Exercise aim >>
Identify all lines in the data containing the string "your". Copy them out.

Supplied material >>
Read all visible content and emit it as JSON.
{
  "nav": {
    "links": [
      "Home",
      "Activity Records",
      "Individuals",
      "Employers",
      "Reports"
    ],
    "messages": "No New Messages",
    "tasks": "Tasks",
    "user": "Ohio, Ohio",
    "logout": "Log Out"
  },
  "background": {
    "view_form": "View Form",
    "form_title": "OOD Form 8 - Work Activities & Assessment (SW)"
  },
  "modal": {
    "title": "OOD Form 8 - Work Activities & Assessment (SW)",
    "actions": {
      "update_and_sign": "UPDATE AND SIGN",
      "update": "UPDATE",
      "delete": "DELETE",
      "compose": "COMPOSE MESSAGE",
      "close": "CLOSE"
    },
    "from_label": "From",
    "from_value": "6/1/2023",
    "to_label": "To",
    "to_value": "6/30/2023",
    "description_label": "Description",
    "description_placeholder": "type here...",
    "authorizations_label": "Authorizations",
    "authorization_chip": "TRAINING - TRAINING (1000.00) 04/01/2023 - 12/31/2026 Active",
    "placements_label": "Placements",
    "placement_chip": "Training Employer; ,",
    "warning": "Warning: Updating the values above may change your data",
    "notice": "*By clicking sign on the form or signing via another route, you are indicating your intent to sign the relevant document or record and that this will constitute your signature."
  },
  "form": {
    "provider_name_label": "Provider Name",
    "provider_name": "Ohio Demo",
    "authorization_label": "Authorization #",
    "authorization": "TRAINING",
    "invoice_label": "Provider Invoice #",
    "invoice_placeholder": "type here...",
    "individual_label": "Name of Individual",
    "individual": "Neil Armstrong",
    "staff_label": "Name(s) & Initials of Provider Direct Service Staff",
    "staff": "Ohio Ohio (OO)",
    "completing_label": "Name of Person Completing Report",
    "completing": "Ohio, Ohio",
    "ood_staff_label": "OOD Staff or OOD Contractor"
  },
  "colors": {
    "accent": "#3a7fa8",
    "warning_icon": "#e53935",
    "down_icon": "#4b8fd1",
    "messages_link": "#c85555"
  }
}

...

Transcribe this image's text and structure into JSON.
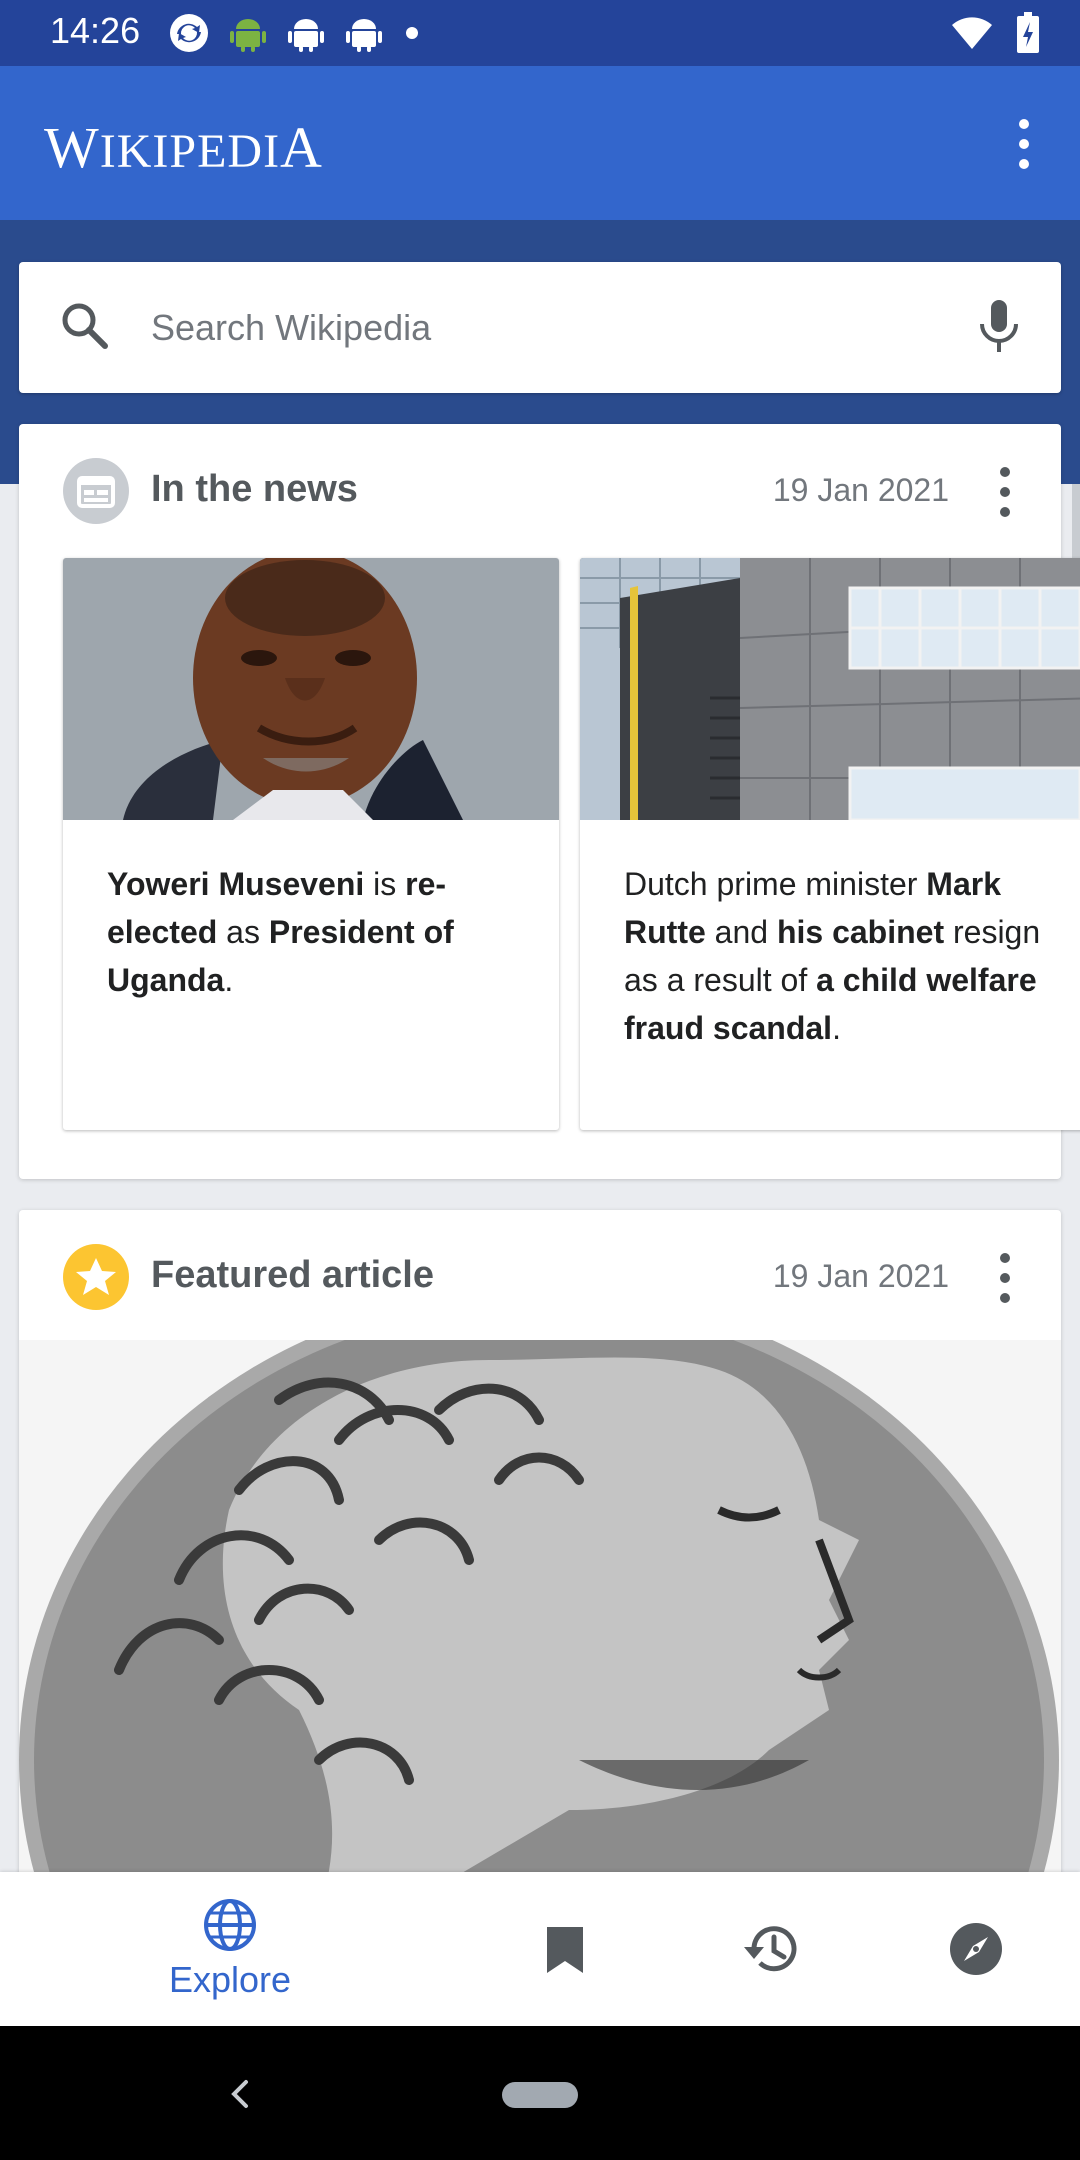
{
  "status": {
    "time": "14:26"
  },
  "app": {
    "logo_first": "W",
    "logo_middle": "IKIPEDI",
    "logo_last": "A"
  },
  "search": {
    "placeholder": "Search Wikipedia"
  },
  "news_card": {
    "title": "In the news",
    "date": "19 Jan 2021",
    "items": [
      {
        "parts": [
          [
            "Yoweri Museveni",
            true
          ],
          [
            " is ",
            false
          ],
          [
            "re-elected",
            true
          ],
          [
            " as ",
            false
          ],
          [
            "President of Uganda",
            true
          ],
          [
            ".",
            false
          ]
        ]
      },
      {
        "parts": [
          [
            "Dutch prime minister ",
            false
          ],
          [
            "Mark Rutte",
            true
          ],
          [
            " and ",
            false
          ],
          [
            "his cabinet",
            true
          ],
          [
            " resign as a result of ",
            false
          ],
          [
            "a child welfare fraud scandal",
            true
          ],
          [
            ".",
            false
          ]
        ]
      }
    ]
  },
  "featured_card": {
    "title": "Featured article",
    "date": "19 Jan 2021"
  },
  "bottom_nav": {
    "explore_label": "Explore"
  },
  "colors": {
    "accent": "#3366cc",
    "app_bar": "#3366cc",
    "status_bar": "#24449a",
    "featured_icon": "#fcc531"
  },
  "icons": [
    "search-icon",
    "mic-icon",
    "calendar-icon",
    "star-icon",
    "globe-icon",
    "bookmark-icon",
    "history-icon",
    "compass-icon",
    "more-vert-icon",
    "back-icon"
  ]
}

Result of this exercise >>
    "warning": "Warning: Updating the values above may change your data",
    "notice": "*By clicking sign on the form or signing via another route, you are indicating your intent to sign the relevant document or record and that this will constitute your signature."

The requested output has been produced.